Yes, you may want to choose a green print for the "leaf" looking pattern.  And the one that "resembles a stem" might look good in brown.  Not that they are a "leaf" and a "stem" but just sayin, that might work out well in those colors.  Take two of the "leaf" pieces, right sides facing, stitch all the way around leaving about an 1 1/2" opening in the base.  Repeat for the other set as well as the "stem".  Turn them all right sides out and fill with your stuffing.  Don't overfill the "leaves" too much.

See the little red arrow up there?  You could hand stitch OR machine stitch some detail on this "object that resembles a leaf" to "resemble some veins"...you know, in case it was in fact, a leaf.

Next, tuck under your opening on the "leaves" and then place on the top of your "ball" and stitch on.  Place that "stem" looking thing in the center of the "leaves" and tuck under your edges and stitch it on.  Next, take your excess twine that was left hanging and tie it in a bow around your stem.

What's that you say?  It looks like a pumpkin?  Awesome!  Cuz' IT IS A PUMPKIN!

A fun patchworky wonky kind of pumpkin!  SURPRISE!!  Were you totally surprised?  Ha!  Was it fun? NOW...guess what, on Monday, for my inspiration link up party, can I ask if you will post your pumpkins?  I would love to see them! That would be awesome!  Let me know what you think of this mystery sew along...maybe we can do more! ...I hope you think it was fun and worth it!)

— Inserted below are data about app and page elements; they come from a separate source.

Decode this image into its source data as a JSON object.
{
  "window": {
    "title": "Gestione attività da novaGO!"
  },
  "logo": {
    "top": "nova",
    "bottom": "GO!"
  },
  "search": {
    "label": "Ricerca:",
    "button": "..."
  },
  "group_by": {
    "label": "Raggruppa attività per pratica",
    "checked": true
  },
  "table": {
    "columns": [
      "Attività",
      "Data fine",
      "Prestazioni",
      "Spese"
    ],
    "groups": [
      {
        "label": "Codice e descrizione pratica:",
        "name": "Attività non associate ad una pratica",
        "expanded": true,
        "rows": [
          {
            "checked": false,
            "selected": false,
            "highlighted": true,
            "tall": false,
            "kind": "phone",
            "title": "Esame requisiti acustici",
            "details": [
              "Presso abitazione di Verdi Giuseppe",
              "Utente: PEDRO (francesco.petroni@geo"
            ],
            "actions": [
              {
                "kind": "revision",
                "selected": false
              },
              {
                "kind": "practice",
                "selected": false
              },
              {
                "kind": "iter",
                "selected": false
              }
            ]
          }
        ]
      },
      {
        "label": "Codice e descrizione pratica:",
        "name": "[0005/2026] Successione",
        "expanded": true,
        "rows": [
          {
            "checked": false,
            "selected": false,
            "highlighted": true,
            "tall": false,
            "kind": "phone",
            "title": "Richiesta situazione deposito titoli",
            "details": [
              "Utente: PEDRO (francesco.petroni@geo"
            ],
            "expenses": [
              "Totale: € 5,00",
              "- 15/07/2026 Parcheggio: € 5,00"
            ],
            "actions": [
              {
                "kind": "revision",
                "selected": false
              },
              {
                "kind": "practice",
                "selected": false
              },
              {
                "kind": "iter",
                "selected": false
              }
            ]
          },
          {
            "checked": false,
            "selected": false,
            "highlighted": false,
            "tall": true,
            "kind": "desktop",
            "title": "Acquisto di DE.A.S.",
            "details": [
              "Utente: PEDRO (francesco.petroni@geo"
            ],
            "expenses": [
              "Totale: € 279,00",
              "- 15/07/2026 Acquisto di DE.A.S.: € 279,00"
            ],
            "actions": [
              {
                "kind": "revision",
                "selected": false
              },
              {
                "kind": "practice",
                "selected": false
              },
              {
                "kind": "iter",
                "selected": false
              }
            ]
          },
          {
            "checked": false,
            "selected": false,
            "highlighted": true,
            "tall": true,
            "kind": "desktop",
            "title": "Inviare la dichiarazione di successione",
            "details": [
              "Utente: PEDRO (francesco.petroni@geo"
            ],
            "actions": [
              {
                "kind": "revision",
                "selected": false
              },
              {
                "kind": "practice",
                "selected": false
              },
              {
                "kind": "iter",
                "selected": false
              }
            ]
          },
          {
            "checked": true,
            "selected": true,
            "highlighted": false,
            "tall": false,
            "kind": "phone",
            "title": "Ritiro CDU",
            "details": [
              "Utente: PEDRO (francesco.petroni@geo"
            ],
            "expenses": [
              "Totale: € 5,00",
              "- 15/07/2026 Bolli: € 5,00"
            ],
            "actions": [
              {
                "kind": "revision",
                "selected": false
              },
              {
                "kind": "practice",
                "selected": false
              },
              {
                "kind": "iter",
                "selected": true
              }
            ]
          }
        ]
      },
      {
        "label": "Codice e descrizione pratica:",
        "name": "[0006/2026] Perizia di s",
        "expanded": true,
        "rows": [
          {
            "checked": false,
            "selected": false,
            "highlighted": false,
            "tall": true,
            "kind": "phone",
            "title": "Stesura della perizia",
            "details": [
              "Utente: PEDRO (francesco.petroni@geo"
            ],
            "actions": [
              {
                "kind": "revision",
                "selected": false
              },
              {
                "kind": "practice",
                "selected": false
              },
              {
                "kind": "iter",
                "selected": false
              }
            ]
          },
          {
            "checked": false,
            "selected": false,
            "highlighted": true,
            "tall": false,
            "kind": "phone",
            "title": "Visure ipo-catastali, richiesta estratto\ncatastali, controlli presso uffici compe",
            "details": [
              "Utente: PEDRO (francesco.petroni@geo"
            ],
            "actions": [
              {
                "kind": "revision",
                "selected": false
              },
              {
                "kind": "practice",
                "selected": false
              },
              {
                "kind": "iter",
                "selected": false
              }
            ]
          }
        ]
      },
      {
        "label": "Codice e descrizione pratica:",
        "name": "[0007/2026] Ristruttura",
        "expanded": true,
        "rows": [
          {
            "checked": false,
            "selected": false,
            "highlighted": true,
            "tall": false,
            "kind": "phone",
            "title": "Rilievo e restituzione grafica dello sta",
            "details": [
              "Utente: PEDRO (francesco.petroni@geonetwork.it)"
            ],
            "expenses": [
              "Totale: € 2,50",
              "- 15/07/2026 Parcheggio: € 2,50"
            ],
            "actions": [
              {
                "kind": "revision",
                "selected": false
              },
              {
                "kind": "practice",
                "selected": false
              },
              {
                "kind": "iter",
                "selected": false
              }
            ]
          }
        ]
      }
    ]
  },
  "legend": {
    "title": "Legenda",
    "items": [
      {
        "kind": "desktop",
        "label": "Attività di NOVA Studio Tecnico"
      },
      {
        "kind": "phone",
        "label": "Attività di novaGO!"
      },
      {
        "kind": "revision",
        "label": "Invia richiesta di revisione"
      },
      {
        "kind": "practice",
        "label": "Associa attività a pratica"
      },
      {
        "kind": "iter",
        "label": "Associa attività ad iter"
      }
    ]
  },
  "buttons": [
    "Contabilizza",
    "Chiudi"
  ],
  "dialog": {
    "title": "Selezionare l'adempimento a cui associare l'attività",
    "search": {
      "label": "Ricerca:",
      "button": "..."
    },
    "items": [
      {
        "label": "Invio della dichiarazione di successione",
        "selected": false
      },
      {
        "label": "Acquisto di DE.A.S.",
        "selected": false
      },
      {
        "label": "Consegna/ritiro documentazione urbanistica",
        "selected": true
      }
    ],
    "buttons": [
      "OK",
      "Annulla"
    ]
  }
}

Linking up with Today's Creative Blog

{mystery sew along - day 2}

Hmm...so what could it possibly be?  The mystery continues!

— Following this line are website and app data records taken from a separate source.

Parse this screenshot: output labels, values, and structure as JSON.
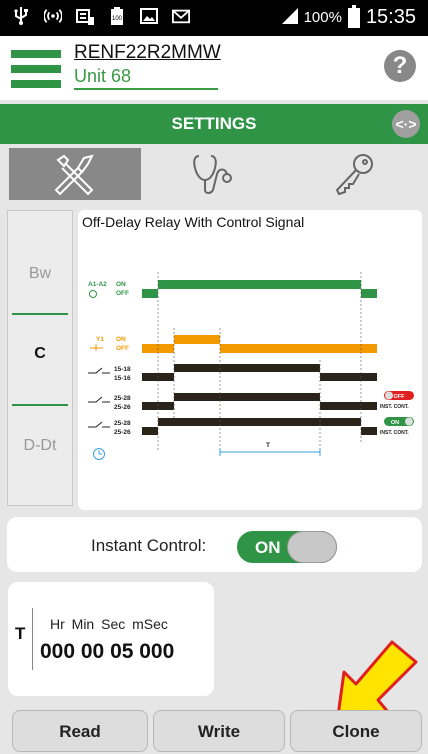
{
  "status_bar": {
    "icons": [
      "usb-icon",
      "wifi-tether-icon",
      "keyboard-icon",
      "battery-full-icon",
      "image-icon",
      "gmail-icon"
    ],
    "signal_icon": "signal-icon",
    "battery_percent": "100%",
    "time": "15:35"
  },
  "header": {
    "device_name": "RENF22R2MMW",
    "unit_name": "Unit 68",
    "help_label": "?"
  },
  "settings_bar": {
    "title": "SETTINGS",
    "sync_icon": "<·>"
  },
  "tabs": [
    {
      "name": "tools",
      "icon": "tools-icon",
      "active": true
    },
    {
      "name": "diagnostics",
      "icon": "stethoscope-icon",
      "active": false
    },
    {
      "name": "security",
      "icon": "key-icon",
      "active": false
    }
  ],
  "side_menu": {
    "items": [
      {
        "label": "Bw",
        "active": false
      },
      {
        "label": "C",
        "active": true
      },
      {
        "label": "D-Dt",
        "active": false
      }
    ]
  },
  "diagram": {
    "title": "Off-Delay Relay With Control Signal",
    "rows": {
      "a1a2": "A1-A2",
      "on": "ON",
      "off": "OFF",
      "y1": "Y1",
      "c1518": "15-18",
      "c1516": "15-16",
      "c2528": "25-28",
      "c2526": "25-26",
      "inst_cont": "INST. CONT.",
      "badge_off": "OFF",
      "badge_on": "ON",
      "t_label": "T"
    },
    "colors": {
      "a1a2": "#2f9446",
      "y1": "#f29a00",
      "contacts": "#2a2319",
      "timer": "#3ba0e0",
      "badge_off": "#e02020",
      "badge_on": "#2f9446"
    }
  },
  "instant_control": {
    "label": "Instant Control:",
    "value": "ON",
    "enabled": true
  },
  "timer": {
    "label": "T",
    "units": "Hr   Min  Sec mSec",
    "value": "000 00 05 000"
  },
  "buttons": {
    "read": "Read",
    "write": "Write",
    "clone": "Clone"
  },
  "accent_colors": {
    "brand_green": "#2f9446",
    "pointer_arrow": "#ffe400"
  }
}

If you are just joining us, go back here to start from the beginning of our mystery sew along.

I am so happy to be sharing this project with you because it brings back fond family memories.  My Aunt used to do TONS of craft shows when I was a little kid.  LOTS of seasonal items and this is a spin on something she used to make back in the 80's.

Today, we are going to use a paper pattern.  Right click on the pattern down below here, save it and print it out.  You may need to do some adjusting on the size -  your pattern piece should measure roughly 10 1/2" from point to point and roughly 4 1/8" at the center widest point.

For this object we are making which shall remain a mystery for now, you can certainly alter the size of this mystery pattern to make various size mystery objects.  Thought I was gonna say what the mystery object was, didn't you?  Nope, it's still a mystery.

Print out the template.  Lay it out on your 6 panels you created yesterday.  Center the template over the center block and cut out your pattern on each of the 6 panels.

Now, take 2 of the panels and lay them right sides facing.  Pin and with 1/4" seams, sew down one long edge.

Continue to add panels on in the same manner.  You are forming a ball.  Now...don't go blurting out if you think you now know what we are doing.  Keep it a surprise.  Just hold your horses!

When you get to the last panel and you are stitching your "ball" closed, LEAVE AN OPENING about 3" long towards the bottom.  Sew your corner points and come up just a bit from the bottom and leave that opening towards the bottom.

Turn your "ball" right side out and stuff it firmly with your stuffing.  Then slip stitch the opening closed.

Wow.  So we are making a mystery ball?  No.  No we are not making a ball.  Come back tomorrow and you'll soon find out!